The global movement towards sustainability is more palpable than ever, and the seafood industry is at the forefront of this shift. With overfishing depleting marine populations and environmentally destructive fishing methods causing irreparable damage to aquatic ecosystems, the importance of sustainable seafood cannot be overstated.
However, one question frequently asked is: "Is sustainable seafood more expensive?" To answer this, we need to delve deep into cost comparisons, considering both immediate price tags and the long-term costs to our environment and health. Let's navigate the waters of the seafood market, from the bustling lanes of seafood suppliers in Singapore to the grandeur of international seafood expos.
1. Upfront Costs: Sustainable vs. Traditional Seafood
At first glance, sustainable seafood can appear more expensive than its non-sustainable counterpart. This is primarily due to the investments involved in sustainable fishing practices and certifications, ensuring that marine ecosystems remain undisturbed. In places like Singapore, where seafood is integral to the culinary landscape, the demand for both fresh seafood and frozen seafood is immense. As such, many seafood suppliers in Singapore have broadened their inventory to include sustainable options. The immediate price difference can be attributed to:
Sustainable fishing and farming methods often involve advanced equipment, regular monitoring, and certifications that are more expensive.
With only a fraction of global fisheries certified as sustainable, the supply-demand gap can push prices up.
Implementing transparency and traceability to understand where your seafood comes from, while beneficial, can add to the costs.
2. Hidden Costs of Non-Sustainable Seafood
While the price tag of non-sustainable seafood might be lower, it comes with hidden costs:
Environmental degradation caused by destructive fishing methods lead to habitat destruction and can imbalance marine ecosystems, affecting the availability of seafood in the future.
Health risks from unsustainable fishing can lead to higher contamination levels in seafood, impacting human health. In the long run, medical costs associated with these health risks can be significant.
3. Long-Term Benefits of Sustainable Seafood
When you buy sustainable seafood, whether it's fresh seafood in a gourmet restaurant or frozen seafood from a trusted seafood supplier in Singapore, you're investing in:
By supporting sustainable practices, you're ensuring that fish populations thrive, guaranteeing a steady seafood supply for future generations.
Sustainable seafood is often fresher, more nutritious, and less exposed to contaminants.
Sustainable fishing practices often support local fishermen and communities, providing them with fair wages and preserving their way of life.
4. Cost-effective Sustainable Choices
If you're concerned about the immediate costs of sustainable seafood, consider these cost-effective strategies:
Some sustainable fish species are less popular but equally delicious.
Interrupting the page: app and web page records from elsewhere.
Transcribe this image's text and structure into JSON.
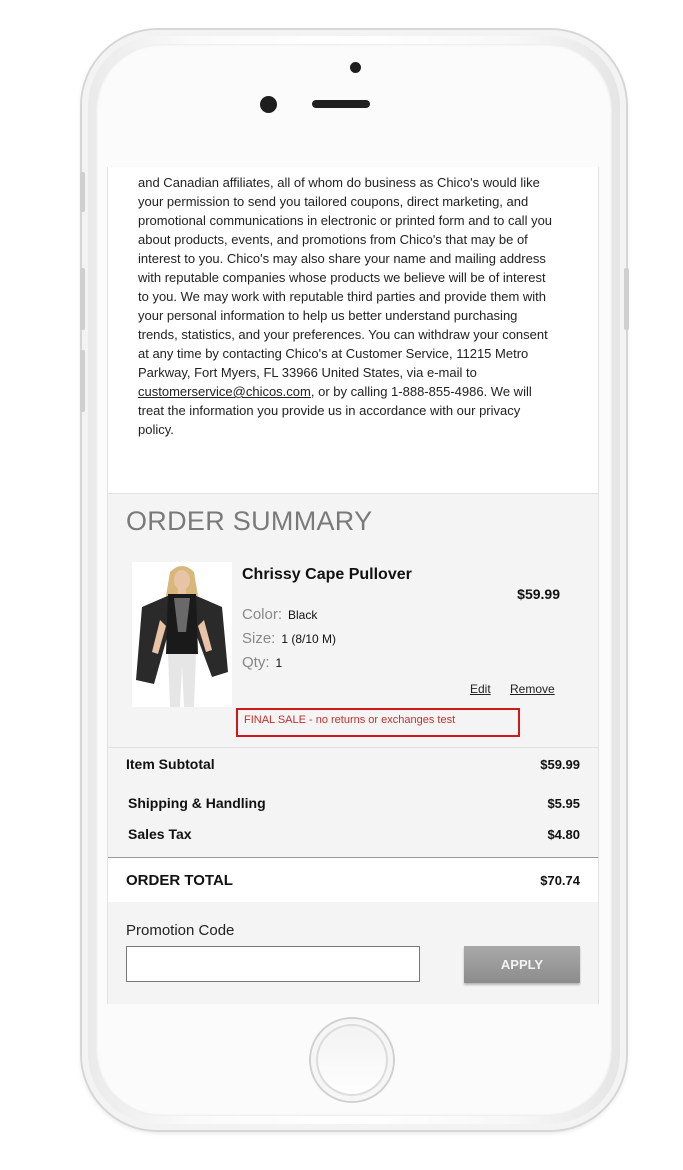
{
  "legal": {
    "text_before_link": "and Canadian affiliates, all of whom do business as Chico's would like your permission to send you tailored coupons, direct marketing, and promotional communications in electronic or printed form and to call you about products, events, and promotions from Chico's that may be of interest to you. Chico's may also share your name and mailing address with reputable companies whose products we believe will be of interest to you. We may work with reputable third parties and provide them with your personal information to help us better understand purchasing trends, statistics, and your preferences. You can withdraw your consent at any time by contacting Chico's at Customer Service, 11215 Metro Parkway, Fort Myers, FL 33966 United States, via e-mail to ",
    "email_link": "customerservice@chicos.com",
    "text_after_link": ", or by calling 1-888-855-4986. We will treat the information you provide us in accordance with our privacy policy."
  },
  "order_summary": {
    "title": "ORDER SUMMARY",
    "item": {
      "name": "Chrissy Cape Pullover",
      "price": "$59.99",
      "color_label": "Color:",
      "color_value": "Black",
      "size_label": "Size:",
      "size_value": "1 (8/10 M)",
      "qty_label": "Qty:",
      "qty_value": "1",
      "edit_label": "Edit",
      "remove_label": "Remove",
      "final_sale_note": "FINAL SALE - no returns or exchanges test"
    }
  },
  "totals": {
    "item_subtotal_label": "Item Subtotal",
    "item_subtotal_value": "$59.99",
    "shipping_label": "Shipping & Handling",
    "shipping_value": "$5.95",
    "tax_label": "Sales Tax",
    "tax_value": "$4.80",
    "order_total_label": "ORDER TOTAL",
    "order_total_value": "$70.74"
  },
  "promo": {
    "label": "Promotion Code",
    "input_value": "",
    "apply_label": "APPLY"
  },
  "colors": {
    "final_sale_border": "#d11818",
    "final_sale_text": "#c2302e",
    "summary_bg": "#f4f4f4"
  }
}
These often come with a lower price tag and can be used as a delicious substitute.
Just as fruits and veggies have seasons, so does seafood. Buying sustainable seafood when it's in season can be more affordable.
Trusted seafood suppliers, especially in hubs like Singapore, offer bulk purchase discounts. Also, consider frozen seafood, which can be more economical without compromising on quality.
When evaluating the cost of seafood, it's crucial to consider the bigger picture. The low price of non-sustainable seafood might be tempting, but the environmental, health, and societal costs attached to it are substantial.
On the flip side, while the immediate costs of sustainable seafood might be higher, its long-term benefits, both for the planet and for individuals, offer unparalleled value. After all, can we truly put a price on a thriving ocean or a healthier future?